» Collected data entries
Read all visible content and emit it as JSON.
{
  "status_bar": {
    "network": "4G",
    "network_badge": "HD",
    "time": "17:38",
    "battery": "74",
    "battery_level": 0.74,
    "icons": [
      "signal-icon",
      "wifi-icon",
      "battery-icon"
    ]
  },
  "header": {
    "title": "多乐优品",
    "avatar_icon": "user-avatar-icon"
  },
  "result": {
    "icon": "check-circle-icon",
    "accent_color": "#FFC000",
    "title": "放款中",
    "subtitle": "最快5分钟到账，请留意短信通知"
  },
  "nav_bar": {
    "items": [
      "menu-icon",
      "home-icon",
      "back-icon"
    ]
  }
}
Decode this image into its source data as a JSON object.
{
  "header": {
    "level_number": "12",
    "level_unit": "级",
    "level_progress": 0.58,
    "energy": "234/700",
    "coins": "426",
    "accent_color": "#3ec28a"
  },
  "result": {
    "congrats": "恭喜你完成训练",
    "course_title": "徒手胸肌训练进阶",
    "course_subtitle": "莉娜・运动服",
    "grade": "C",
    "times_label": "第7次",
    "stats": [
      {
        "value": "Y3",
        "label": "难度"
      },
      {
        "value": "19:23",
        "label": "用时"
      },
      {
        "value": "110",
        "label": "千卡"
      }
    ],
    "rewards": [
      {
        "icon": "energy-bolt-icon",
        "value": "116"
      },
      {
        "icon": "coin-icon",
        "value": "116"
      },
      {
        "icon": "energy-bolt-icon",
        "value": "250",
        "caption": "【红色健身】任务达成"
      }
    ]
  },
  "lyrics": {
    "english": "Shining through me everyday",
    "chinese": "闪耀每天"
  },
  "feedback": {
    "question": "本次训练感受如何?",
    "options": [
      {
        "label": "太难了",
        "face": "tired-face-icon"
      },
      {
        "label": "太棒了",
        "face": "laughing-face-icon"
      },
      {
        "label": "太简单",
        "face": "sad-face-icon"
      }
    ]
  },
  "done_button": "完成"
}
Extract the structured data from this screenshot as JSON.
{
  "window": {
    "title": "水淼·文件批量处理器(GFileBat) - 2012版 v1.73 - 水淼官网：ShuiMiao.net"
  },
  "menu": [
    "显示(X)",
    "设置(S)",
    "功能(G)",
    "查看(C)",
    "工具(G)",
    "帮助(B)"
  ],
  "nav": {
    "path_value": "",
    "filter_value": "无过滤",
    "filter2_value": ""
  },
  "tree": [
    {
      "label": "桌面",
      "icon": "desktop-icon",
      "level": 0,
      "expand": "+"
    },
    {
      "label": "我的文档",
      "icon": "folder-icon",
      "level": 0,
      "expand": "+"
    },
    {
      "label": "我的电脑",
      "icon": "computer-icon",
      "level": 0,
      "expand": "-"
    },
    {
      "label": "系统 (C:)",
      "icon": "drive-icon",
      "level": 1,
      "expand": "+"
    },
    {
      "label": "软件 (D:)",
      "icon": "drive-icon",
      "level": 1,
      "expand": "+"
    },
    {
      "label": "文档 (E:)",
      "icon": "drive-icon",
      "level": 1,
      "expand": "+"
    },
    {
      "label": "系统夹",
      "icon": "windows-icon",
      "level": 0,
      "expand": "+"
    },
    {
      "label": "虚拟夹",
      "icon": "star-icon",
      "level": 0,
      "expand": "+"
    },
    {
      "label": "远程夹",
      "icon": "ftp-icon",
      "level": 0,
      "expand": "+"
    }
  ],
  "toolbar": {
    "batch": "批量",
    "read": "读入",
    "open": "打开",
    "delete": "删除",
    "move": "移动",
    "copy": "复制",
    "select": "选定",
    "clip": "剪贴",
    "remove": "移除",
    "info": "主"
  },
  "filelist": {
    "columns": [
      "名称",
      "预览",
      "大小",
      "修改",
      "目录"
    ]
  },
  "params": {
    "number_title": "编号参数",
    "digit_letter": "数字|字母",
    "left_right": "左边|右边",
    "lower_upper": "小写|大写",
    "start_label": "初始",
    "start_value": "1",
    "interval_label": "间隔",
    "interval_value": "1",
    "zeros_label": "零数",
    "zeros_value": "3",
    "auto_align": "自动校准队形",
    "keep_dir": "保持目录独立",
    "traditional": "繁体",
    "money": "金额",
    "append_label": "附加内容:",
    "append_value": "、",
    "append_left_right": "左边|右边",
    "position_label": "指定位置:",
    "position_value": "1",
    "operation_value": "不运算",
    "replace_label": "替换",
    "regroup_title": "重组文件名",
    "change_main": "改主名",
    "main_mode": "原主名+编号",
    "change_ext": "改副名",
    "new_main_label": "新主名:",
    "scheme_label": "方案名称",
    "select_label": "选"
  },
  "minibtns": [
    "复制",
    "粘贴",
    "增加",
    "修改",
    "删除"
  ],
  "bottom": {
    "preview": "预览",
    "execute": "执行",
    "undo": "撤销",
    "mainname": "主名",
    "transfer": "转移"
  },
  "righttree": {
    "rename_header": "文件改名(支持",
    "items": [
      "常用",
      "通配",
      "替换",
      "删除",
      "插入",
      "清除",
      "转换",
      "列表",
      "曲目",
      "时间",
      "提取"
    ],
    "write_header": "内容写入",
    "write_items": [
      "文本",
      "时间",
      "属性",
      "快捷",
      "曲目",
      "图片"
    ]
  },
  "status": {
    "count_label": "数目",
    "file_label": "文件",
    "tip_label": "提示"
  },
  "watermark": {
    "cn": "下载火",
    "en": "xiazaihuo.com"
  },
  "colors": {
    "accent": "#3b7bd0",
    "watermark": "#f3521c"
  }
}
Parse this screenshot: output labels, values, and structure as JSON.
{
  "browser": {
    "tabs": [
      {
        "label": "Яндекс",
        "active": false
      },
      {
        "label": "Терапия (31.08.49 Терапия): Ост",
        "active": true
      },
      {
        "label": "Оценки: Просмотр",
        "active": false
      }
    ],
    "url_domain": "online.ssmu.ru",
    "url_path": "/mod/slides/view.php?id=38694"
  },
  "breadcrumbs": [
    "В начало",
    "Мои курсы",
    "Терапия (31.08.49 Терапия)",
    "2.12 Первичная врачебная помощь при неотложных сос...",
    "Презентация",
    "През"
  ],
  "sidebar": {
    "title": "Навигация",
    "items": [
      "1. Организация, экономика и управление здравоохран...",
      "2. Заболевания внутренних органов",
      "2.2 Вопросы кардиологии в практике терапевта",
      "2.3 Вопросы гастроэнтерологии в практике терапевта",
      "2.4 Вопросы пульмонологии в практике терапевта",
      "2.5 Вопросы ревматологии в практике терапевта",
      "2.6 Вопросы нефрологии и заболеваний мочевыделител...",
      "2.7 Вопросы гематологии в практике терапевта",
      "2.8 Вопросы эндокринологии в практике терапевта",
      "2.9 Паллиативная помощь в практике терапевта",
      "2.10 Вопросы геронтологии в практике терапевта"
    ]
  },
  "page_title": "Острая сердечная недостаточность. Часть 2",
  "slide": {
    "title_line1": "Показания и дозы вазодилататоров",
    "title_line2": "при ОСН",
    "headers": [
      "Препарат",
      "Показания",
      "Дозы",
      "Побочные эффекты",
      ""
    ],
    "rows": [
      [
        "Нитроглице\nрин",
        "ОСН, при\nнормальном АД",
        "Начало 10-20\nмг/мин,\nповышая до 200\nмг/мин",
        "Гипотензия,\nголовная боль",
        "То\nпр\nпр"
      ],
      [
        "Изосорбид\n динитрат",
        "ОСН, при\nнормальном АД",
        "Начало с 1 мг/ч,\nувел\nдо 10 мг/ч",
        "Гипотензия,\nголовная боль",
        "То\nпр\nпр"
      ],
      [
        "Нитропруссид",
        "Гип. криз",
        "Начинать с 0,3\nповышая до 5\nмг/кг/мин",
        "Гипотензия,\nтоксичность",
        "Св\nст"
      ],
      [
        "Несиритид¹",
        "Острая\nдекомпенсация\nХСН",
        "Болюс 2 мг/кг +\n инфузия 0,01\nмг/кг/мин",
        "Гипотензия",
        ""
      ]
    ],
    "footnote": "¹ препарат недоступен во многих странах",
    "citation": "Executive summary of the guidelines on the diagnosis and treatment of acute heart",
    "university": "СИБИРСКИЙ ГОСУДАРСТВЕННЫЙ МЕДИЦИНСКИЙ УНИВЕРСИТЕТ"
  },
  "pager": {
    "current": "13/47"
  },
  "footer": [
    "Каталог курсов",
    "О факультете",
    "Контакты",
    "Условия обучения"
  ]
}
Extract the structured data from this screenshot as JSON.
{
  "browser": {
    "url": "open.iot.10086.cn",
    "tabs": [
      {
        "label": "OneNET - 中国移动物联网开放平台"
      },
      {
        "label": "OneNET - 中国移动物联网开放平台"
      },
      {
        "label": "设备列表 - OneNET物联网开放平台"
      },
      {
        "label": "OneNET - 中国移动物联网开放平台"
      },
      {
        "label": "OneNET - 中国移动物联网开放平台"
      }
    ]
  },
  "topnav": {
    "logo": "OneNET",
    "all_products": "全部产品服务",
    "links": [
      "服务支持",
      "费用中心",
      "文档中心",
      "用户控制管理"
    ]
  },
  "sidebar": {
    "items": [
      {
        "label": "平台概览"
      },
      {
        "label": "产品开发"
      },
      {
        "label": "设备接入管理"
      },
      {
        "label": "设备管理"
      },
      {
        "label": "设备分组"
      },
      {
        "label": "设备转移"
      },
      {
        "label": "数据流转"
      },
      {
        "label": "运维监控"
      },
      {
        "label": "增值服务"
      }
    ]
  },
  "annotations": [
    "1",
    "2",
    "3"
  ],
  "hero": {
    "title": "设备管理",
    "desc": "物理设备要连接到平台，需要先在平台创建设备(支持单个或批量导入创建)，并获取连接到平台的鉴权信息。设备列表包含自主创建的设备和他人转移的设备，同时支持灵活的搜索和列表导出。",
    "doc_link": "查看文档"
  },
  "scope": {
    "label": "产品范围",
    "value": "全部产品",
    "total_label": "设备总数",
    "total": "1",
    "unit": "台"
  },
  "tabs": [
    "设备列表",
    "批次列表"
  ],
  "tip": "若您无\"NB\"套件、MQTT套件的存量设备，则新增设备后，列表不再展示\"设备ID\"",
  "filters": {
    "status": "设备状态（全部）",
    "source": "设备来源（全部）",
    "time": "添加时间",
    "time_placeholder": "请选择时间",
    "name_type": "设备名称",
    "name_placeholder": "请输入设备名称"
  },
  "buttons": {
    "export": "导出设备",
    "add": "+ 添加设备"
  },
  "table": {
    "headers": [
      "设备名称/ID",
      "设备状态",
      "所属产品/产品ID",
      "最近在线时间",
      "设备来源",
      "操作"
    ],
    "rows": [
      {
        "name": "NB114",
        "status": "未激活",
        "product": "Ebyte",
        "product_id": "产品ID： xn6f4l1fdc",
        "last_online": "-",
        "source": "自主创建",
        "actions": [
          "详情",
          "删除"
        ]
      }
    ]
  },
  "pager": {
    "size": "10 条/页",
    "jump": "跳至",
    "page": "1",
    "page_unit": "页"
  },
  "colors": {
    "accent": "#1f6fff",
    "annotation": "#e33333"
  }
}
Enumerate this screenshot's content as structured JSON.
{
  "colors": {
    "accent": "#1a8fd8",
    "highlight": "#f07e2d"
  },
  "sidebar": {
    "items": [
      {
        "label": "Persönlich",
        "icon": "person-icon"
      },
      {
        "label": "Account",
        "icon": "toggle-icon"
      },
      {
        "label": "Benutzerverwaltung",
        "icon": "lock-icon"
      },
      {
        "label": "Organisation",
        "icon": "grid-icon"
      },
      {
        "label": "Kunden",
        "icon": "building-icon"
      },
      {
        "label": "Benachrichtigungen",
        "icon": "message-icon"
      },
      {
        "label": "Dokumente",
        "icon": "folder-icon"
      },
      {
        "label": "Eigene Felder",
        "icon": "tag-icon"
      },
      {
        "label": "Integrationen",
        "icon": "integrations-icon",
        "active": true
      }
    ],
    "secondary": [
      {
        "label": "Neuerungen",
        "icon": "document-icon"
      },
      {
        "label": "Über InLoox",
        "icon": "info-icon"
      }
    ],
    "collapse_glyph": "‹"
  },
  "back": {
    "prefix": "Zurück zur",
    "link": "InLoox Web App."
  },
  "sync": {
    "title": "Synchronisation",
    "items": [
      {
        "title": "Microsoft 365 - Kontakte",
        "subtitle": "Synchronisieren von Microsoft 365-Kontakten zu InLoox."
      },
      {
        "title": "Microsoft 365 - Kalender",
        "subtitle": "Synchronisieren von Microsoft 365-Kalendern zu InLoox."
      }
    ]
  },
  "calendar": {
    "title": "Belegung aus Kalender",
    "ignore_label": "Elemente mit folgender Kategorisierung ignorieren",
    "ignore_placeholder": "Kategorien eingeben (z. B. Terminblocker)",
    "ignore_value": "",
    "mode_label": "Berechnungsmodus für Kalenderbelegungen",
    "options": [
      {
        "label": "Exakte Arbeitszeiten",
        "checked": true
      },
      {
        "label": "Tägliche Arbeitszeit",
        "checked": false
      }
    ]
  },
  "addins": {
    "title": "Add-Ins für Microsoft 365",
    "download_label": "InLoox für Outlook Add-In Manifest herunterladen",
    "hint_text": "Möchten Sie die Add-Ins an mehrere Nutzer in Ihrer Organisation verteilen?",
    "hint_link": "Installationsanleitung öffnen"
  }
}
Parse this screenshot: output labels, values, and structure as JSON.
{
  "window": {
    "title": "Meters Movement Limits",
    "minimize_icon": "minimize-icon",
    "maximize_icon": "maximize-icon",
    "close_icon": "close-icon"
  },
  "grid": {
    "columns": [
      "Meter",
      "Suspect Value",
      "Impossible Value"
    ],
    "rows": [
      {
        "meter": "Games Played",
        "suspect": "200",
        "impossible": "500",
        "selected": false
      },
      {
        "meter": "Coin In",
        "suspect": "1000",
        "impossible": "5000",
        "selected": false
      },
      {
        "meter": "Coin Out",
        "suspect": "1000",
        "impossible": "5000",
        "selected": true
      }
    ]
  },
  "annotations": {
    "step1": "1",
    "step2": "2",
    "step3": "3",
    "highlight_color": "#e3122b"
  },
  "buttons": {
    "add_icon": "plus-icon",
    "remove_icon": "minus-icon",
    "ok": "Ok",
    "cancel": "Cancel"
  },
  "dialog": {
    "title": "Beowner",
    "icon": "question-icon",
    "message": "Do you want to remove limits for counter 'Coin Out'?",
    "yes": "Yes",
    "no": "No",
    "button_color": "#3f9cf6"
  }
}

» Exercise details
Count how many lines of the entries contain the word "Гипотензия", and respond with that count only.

» Solution for this exercise
4